If you’re attracted by the eye-catching XX, “Xtreme Xplosives” branding of these earphones, it’s likely you’ll be quite impressed by the bass response here. It’s deep and powerful for a budget IEM, and while also a bit flabby and ill-mannered, it doesn’t turn music into too thick a bassy fog.
The powerful low-end gives the JVC HAFX1X earphones that important sense of fun. Compared to the rival Ultimate Ears 200, they’re all-out good time earphones.
Performance elsewhere is less impressive. The top-end has almost as emphatic a presence as the bottom, but it tends towards sharpness and harshness more than alternatives like the popular, bassy Sennheiser CX300.
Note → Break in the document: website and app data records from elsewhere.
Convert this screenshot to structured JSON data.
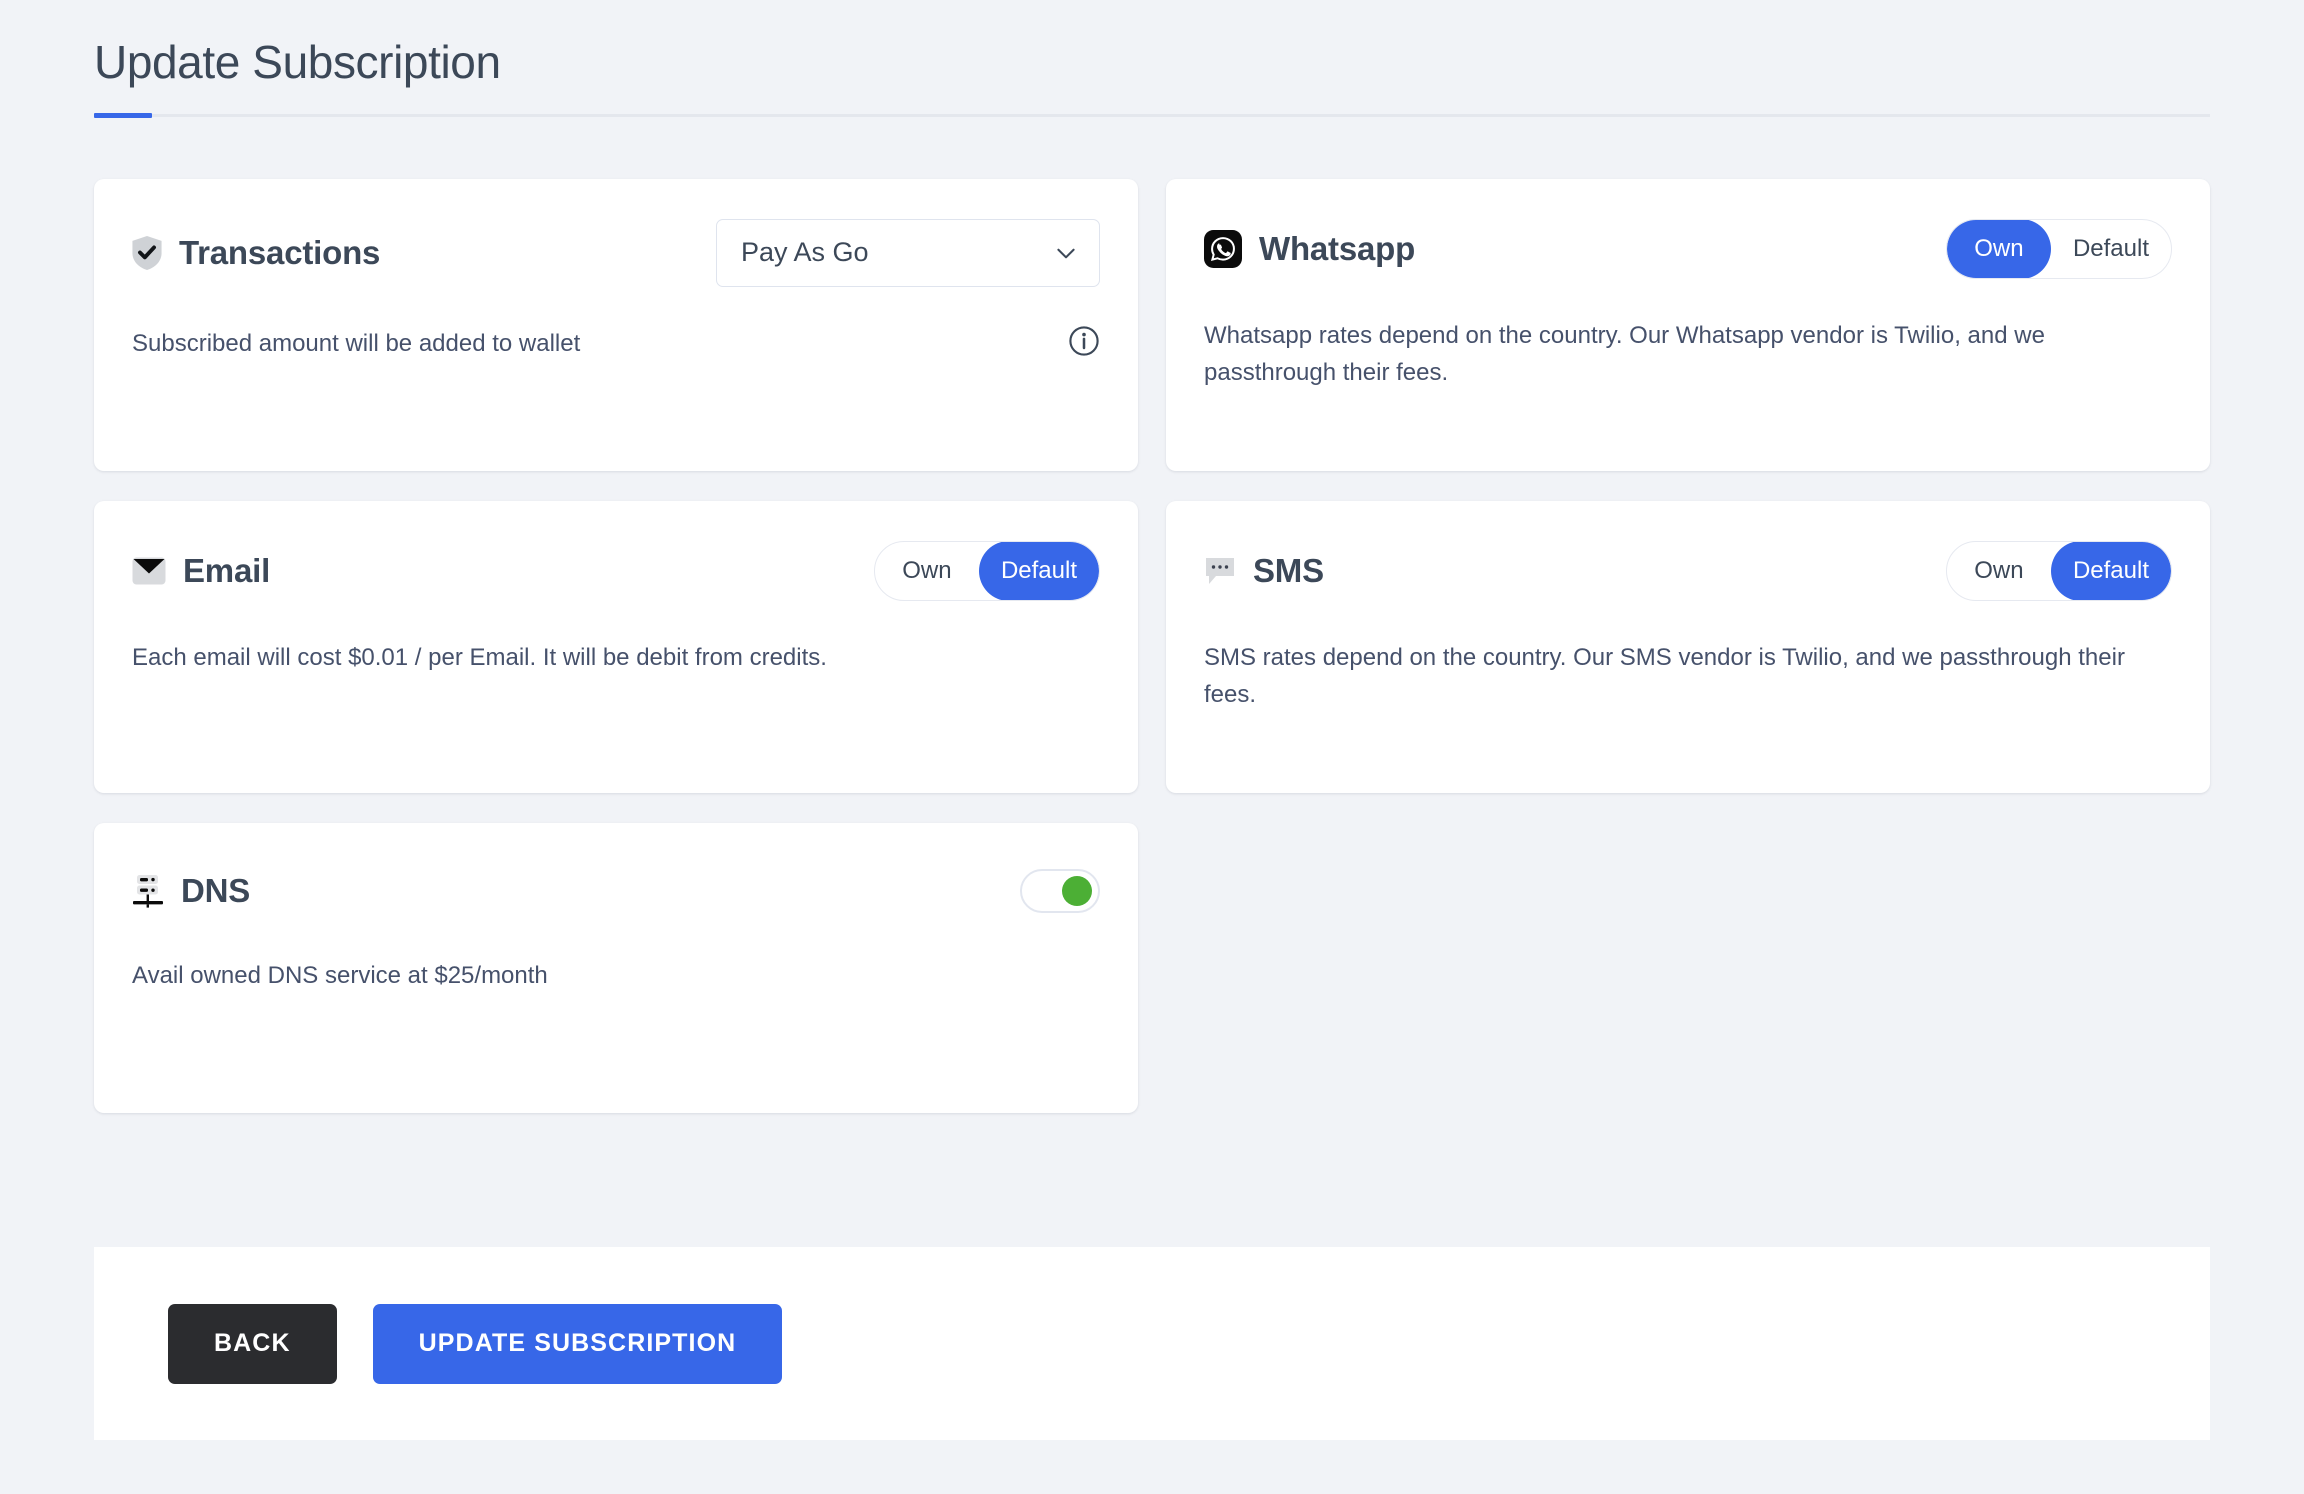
{
  "header": {
    "title": "Update Subscription",
    "accent_color": "#3767e8"
  },
  "cards": {
    "transactions": {
      "icon": "shield-check-icon",
      "title": "Transactions",
      "plan_select": {
        "value": "Pay As Go",
        "chevron": "chevron-down-icon"
      },
      "description": "Subscribed amount will be added to wallet",
      "info_icon": "info-circle-icon"
    },
    "whatsapp": {
      "icon": "whatsapp-icon",
      "title": "Whatsapp",
      "options": [
        "Own",
        "Default"
      ],
      "selected": "Own",
      "description": "Whatsapp rates depend on the country. Our Whatsapp vendor is Twilio, and we passthrough their fees."
    },
    "email": {
      "icon": "envelope-icon",
      "title": "Email",
      "options": [
        "Own",
        "Default"
      ],
      "selected": "Default",
      "description": "Each email will cost $0.01 / per Email. It will be debit from credits."
    },
    "sms": {
      "icon": "chat-bubble-icon",
      "title": "SMS",
      "options": [
        "Own",
        "Default"
      ],
      "selected": "Default",
      "description": "SMS rates depend on the country. Our SMS vendor is Twilio, and we passthrough their fees."
    },
    "dns": {
      "icon": "server-network-icon",
      "title": "DNS",
      "toggle_on": true,
      "toggle_color": "#4caf35",
      "description": "Avail owned DNS service at $25/month"
    }
  },
  "actions": {
    "back_label": "BACK",
    "update_label": "UPDATE SUBSCRIPTION"
  }
}
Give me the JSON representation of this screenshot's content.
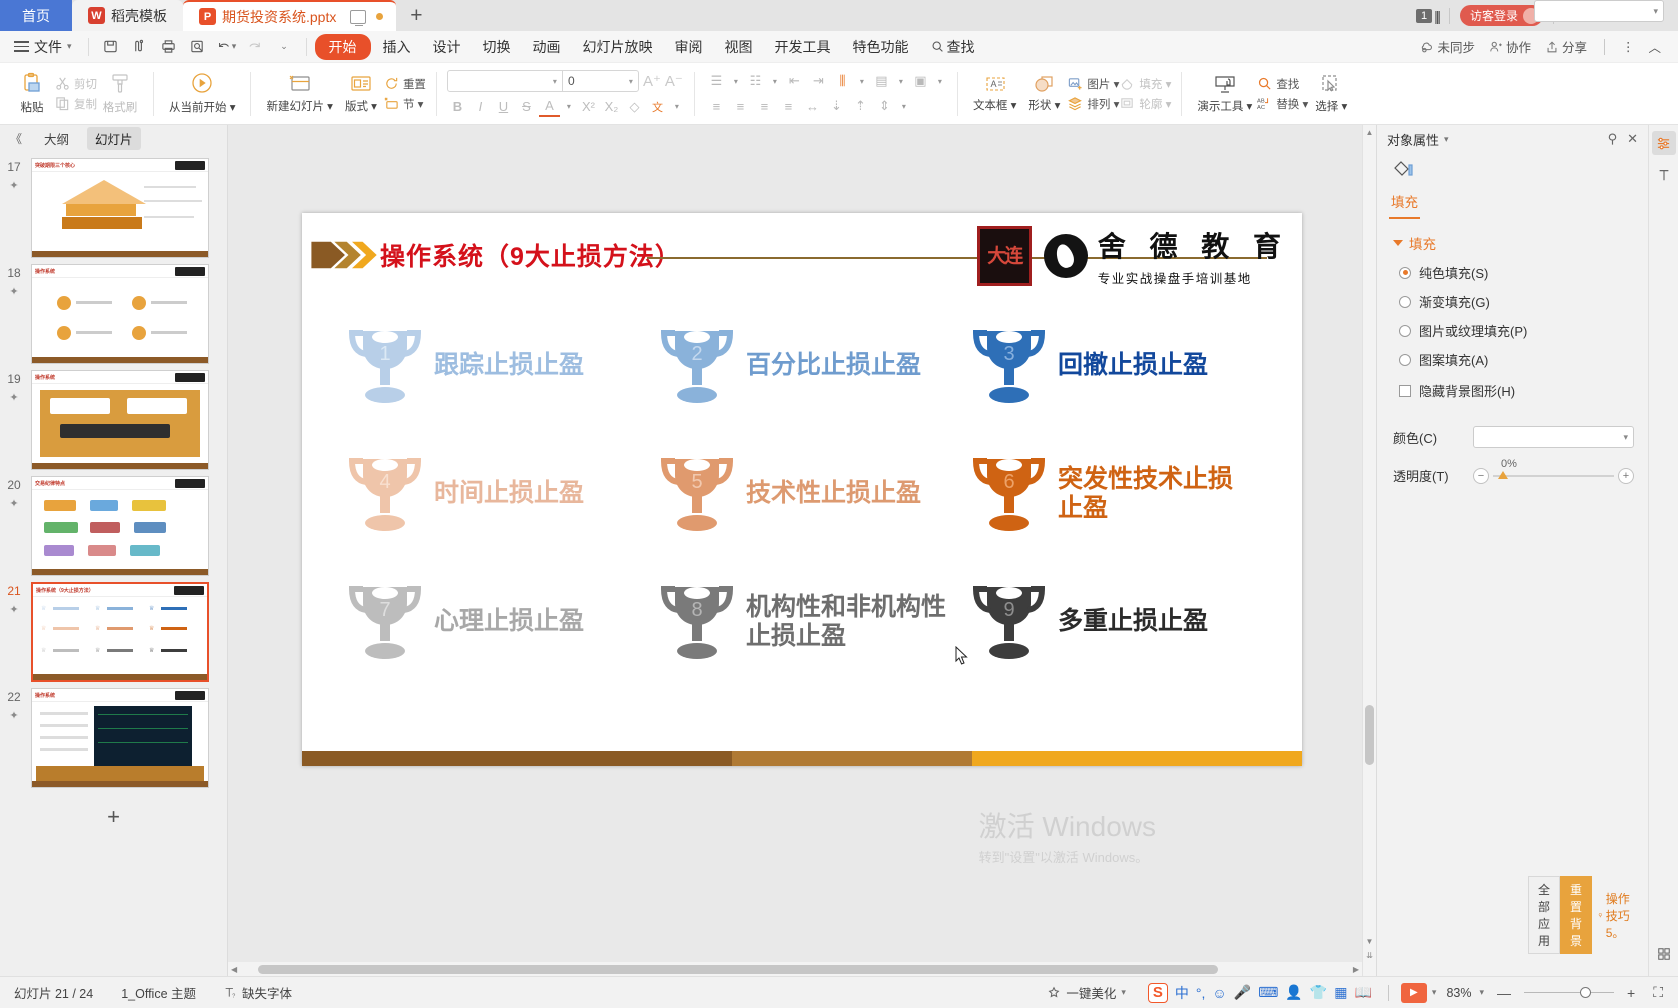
{
  "window": {
    "tabs": [
      {
        "label": "首页",
        "kind": "home"
      },
      {
        "label": "稻壳模板",
        "kind": "plain",
        "icon": "wps-dock-icon"
      },
      {
        "label": "期货投资系统.pptx",
        "kind": "active",
        "icon": "ppt-icon"
      }
    ],
    "new_tab": "+",
    "page_badge": "1",
    "guest_label": "访客登录",
    "minimize": "—",
    "restore": "❐",
    "close": "✕"
  },
  "menubar": {
    "file_label": "文件",
    "quick_icons": [
      "save-icon",
      "print-direct-icon",
      "print-icon",
      "print-preview-icon",
      "undo-icon",
      "redo-icon",
      "customize-icon"
    ],
    "items": [
      "开始",
      "插入",
      "设计",
      "切换",
      "动画",
      "幻灯片放映",
      "审阅",
      "视图",
      "开发工具",
      "特色功能"
    ],
    "selected": "开始",
    "search_label": "查找",
    "right": [
      {
        "label": "未同步",
        "icon": "cloud-sync-icon"
      },
      {
        "label": "协作",
        "icon": "collaborate-icon"
      },
      {
        "label": "分享",
        "icon": "share-icon"
      }
    ],
    "more": "⋮",
    "collapse": "︿"
  },
  "ribbon": {
    "paste": "粘贴",
    "cut": "剪切",
    "copy": "复制",
    "format_painter": "格式刷",
    "start_from_current": "从当前开始",
    "new_slide": "新建幻灯片",
    "layout": "版式",
    "section": "节",
    "reset": "重置",
    "font_name": "",
    "font_name_placeholder": "",
    "font_size": "0",
    "grow_font": "A⁺",
    "shrink_font": "A⁻",
    "bold": "B",
    "italic": "I",
    "underline": "U",
    "strike": "S",
    "font_color": "A",
    "superscript": "X²",
    "subscript": "X₂",
    "clear_format": "◇",
    "pinyin": "文",
    "textbox": "文本框",
    "shape": "形状",
    "picture": "图片",
    "fill": "填充",
    "arrange": "排列",
    "outline": "轮廓",
    "present_tools": "演示工具",
    "find": "查找",
    "replace": "替换",
    "select": "选择"
  },
  "left_panel": {
    "collapse": "《",
    "tab_outline": "大纲",
    "tab_slides": "幻灯片",
    "slides": [
      {
        "num": "17",
        "title": "突破期限三个核心",
        "current": false
      },
      {
        "num": "18",
        "title": "操作系统",
        "current": false
      },
      {
        "num": "19",
        "title": "操作系统",
        "current": false
      },
      {
        "num": "20",
        "title": "交易纪律特点",
        "current": false
      },
      {
        "num": "21",
        "title": "操作系统（9大止损方法）",
        "current": true
      },
      {
        "num": "22",
        "title": "操作系统",
        "current": false
      }
    ],
    "add_slide": "+"
  },
  "slide": {
    "title": "操作系统（9大止损方法）",
    "brand_name": "舍 德 教 育",
    "brand_sub": "专业实战操盘手培训基地",
    "seal_text": "大连",
    "items": [
      {
        "num": "1",
        "label": "跟踪止损止盈",
        "color": "#b8cfe8"
      },
      {
        "num": "2",
        "label": "百分比止损止盈",
        "color": "#8ab2da"
      },
      {
        "num": "3",
        "label": "回撤止损止盈",
        "color": "#2e6fb7"
      },
      {
        "num": "4",
        "label": "时间止损止盈",
        "color": "#efc5aa"
      },
      {
        "num": "5",
        "label": "技术性止损止盈",
        "color": "#e09a6e"
      },
      {
        "num": "6",
        "label": "突发性技术止损止盈",
        "color": "#cf6313"
      },
      {
        "num": "7",
        "label": "心理止损止盈",
        "color": "#bdbdbd"
      },
      {
        "num": "8",
        "label": "机构性和非机构性止损止盈",
        "color": "#7a7a7a"
      },
      {
        "num": "9",
        "label": "多重止损止盈",
        "color": "#3d3d3d"
      }
    ]
  },
  "right_panel": {
    "title": "对象属性",
    "tab_fill": "填充",
    "section_fill": "填充",
    "options": [
      {
        "label": "纯色填充(S)",
        "selected": true
      },
      {
        "label": "渐变填充(G)",
        "selected": false
      },
      {
        "label": "图片或纹理填充(P)",
        "selected": false
      },
      {
        "label": "图案填充(A)",
        "selected": false
      }
    ],
    "hide_bg_label": "隐藏背景图形(H)",
    "color_label": "颜色(C)",
    "opacity_label": "透明度(T)",
    "opacity_value": "0%",
    "pin": "pin-icon",
    "close": "✕"
  },
  "rail": {
    "items": [
      "properties-panel-icon",
      "text-panel-icon"
    ]
  },
  "watermark": {
    "line1": "激活 Windows",
    "line2": "转到\"设置\"以激活 Windows。"
  },
  "float_toolbar": {
    "apply_all": "全部应用",
    "reset_bg": "重置背景",
    "tips": "操作技巧5。"
  },
  "statusbar": {
    "slide_count": "幻灯片 21 / 24",
    "theme": "1_Office 主题",
    "missing_font": "缺失字体",
    "beautify": "一键美化",
    "ime": [
      "中",
      "°,",
      "☺",
      "🎤",
      "⌨",
      "👤",
      "👕",
      "▦",
      "📖"
    ],
    "zoom": "83%",
    "zoom_minus": "—",
    "zoom_plus": "+",
    "fit": "⛶"
  }
}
More problematic, though, is the neglected mid-range. It leaves vocals sounding flat and lacking in texture, with only the power of the treble left to paint the personality of singers’ voices.
The bass-led sound does a good job of making beat-based music sound exciting, making electronic kick drums pound convincingly. But, given more challenging material, it all starts to sound a little unnatural. A little skewed, a little hollow.
Like someone trying a little too hard at a job interview or a film star with a few too many plastic surgeries under their belt, the JVC HAFX1X focus a little too much on making the right impression, where a slightly more relaxed approach would bring better results. However, these remain decent headphones at the price, and to get the step up to the next level from a respected name in audio, you will generally need to spend a little more.
If you can afford the extra, the SoundMagic E10 and Sennheiser CX 300-II are both significant upgrades, offering much more even sound balance while providing meaty bass response. Really can’t afford to leap above £20? The £15 Cresyn 415E offer a much more mature signature, with much tauter – if less voluminous – bass.
Available for under £20, the JVC HAFX1X are an obvious upgrade to freebie earphones, and from a distance they look a lot more expensive than they are too. If you’re out for the “Xtreme” bass advertised on their packaging, you’re unlikely to be disappointed by the beefy, deep bottom end, but other less try-hard pairs offer more natural, balanced sound.
Score in detail
Design & Features 7
Sound Quality 6